Understanding the Periodic TablePosted: May 11, 2022
Chemistry was not my favorite subject in high school; I was much more focused on English and social studies. I didn’t like science subjects all that much. Then there was the fact that my chemsitry teacher was late in his career and seemed to be dealing with a case of burnout. I think he took his full complement of sick days, so we often had a substitute. He was also in charge of A/V at the school, which he seemed to be more enthusiastic about than teaching chemistry. That meant that when he was out we often watched films (of the old 16 mm type), whether or not they were related to chemistry, or even to science.
I managed to complete four years at Pitzer College without taking a single science course. (This was back in the olden days when Pitzer did not have any general education requirements.) Still, as an adult I was interested in science topics, and certainly watched plenty of science programs on the local PBS station wherever I lived. Similarly, I have watched or listened to plenty of science courses from The Great Courses. After finishing twenty-four lectures on Norse Mythology I was looking for something completely different (right Monty Python?) so I selected Understanding the Periodic Table, which The Great Courses and Wondrium were touting as one of their new releases.
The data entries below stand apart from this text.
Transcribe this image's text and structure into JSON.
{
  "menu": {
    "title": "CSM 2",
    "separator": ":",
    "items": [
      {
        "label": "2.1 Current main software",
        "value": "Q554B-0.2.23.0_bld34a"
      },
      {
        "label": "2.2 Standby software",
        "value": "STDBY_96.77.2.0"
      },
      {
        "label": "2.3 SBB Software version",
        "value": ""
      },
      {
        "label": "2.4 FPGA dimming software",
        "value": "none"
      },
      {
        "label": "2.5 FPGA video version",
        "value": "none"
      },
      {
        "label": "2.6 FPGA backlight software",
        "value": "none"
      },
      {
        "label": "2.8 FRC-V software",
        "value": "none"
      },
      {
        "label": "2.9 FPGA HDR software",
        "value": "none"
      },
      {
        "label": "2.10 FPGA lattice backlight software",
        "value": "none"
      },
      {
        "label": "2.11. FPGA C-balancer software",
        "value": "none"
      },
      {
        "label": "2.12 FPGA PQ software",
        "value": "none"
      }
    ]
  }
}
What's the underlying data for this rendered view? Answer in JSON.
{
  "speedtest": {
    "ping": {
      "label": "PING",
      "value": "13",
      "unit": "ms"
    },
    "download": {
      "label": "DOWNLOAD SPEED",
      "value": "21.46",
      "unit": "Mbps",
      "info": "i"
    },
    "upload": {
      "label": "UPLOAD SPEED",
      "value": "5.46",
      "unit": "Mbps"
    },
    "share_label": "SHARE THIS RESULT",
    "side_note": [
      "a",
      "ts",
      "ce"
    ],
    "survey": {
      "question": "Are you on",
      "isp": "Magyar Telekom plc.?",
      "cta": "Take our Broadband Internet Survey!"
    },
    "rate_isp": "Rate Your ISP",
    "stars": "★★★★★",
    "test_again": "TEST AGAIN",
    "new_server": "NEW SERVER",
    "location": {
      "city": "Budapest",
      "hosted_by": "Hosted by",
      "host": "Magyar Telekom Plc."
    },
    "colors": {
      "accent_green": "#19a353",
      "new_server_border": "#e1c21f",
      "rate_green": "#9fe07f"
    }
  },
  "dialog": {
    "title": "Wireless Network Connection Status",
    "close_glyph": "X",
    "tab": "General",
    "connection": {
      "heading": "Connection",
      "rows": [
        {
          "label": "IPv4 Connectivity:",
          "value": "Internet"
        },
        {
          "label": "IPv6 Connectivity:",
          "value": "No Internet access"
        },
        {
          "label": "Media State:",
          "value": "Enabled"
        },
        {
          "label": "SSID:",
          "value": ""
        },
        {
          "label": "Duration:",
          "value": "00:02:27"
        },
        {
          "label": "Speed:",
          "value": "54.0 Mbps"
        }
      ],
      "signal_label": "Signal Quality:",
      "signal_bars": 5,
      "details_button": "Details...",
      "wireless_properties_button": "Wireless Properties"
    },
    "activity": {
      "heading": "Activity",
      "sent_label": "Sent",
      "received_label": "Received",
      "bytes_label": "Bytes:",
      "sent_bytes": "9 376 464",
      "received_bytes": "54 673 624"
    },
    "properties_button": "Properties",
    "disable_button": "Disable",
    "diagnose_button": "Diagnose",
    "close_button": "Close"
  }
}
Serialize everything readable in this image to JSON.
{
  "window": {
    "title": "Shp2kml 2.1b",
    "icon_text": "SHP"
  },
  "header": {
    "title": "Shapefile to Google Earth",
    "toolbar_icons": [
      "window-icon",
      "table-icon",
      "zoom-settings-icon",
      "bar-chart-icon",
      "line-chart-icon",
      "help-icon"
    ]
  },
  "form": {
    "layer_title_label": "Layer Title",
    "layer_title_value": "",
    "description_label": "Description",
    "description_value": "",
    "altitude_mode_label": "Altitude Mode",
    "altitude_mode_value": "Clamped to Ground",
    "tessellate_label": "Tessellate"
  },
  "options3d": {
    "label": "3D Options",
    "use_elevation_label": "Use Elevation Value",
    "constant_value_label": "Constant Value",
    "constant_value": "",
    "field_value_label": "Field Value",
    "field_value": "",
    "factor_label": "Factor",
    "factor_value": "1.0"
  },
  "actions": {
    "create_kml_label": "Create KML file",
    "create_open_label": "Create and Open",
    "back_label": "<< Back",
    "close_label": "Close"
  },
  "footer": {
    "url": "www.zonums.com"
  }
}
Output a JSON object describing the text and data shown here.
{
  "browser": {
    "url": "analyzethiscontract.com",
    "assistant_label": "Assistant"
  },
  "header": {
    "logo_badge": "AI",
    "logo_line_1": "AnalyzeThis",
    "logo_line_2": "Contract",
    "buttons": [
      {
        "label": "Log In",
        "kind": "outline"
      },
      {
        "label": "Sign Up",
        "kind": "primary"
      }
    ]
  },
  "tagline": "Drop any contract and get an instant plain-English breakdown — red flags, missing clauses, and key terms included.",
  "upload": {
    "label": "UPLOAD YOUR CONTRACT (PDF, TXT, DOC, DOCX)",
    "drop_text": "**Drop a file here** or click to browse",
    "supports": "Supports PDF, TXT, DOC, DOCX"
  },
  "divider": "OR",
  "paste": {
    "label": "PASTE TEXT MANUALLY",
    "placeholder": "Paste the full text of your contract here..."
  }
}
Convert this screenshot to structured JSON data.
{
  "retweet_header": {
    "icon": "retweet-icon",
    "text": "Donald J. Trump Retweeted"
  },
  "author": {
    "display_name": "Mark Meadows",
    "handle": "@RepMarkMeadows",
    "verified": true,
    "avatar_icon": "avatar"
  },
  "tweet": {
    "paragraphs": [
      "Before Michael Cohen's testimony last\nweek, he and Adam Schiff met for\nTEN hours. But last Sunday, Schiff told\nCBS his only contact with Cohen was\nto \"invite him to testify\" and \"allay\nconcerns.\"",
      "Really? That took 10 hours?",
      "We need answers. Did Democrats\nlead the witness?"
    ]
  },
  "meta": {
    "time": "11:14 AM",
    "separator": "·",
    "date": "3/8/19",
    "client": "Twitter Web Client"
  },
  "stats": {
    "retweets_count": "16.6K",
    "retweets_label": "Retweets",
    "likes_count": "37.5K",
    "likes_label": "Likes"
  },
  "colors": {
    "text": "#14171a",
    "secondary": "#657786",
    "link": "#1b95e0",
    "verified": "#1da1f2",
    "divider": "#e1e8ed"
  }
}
I can’t say that this was the most captivating course I have watched, but I did learn a few things. I finally got it down that an isotope is an atom with a different number of neutrons than the most common form, and an ion is an atom with a different number of electrons than the most common form. I learned that there are many elements that don’t exist in their pure state but have to be extracted from the compounds in which they exist by using heat or a chemical means. I learned that allotropes are different configurations of the same element. For example, there are different allotropes of tin, some of which are stable and others of which disintegrate quickly. Graphite (pencil lead) and diamonds are different allotropes of carbon. And I came across elements I hadn’t heard of before, for example hafnium and osmium.
Professor Davis has a tendency to anthropomorphize the elements. He says that hydrogen wants to bond with other elements. Or that elements want to form octets, that is a molecule with eight electrons in the outer shell. It’s an interesting perspective.
The periodic table is larger today than it was during my junior year of high school. The International Union of Pure and Applied Chemistry (IUPAC) finalized today’s table in 2016, taking us up to element 118, oganesson. The PDF version of the course guidebook sacrifices a lecture-by-lecture outline of the course, as is found in most Great Courses lecture series, but instead provides us with an interactive periodic table. When you click on an element the guidebook takes you to a description of that element. Pretty cool.
If such things interest you, this is a course well worth watching.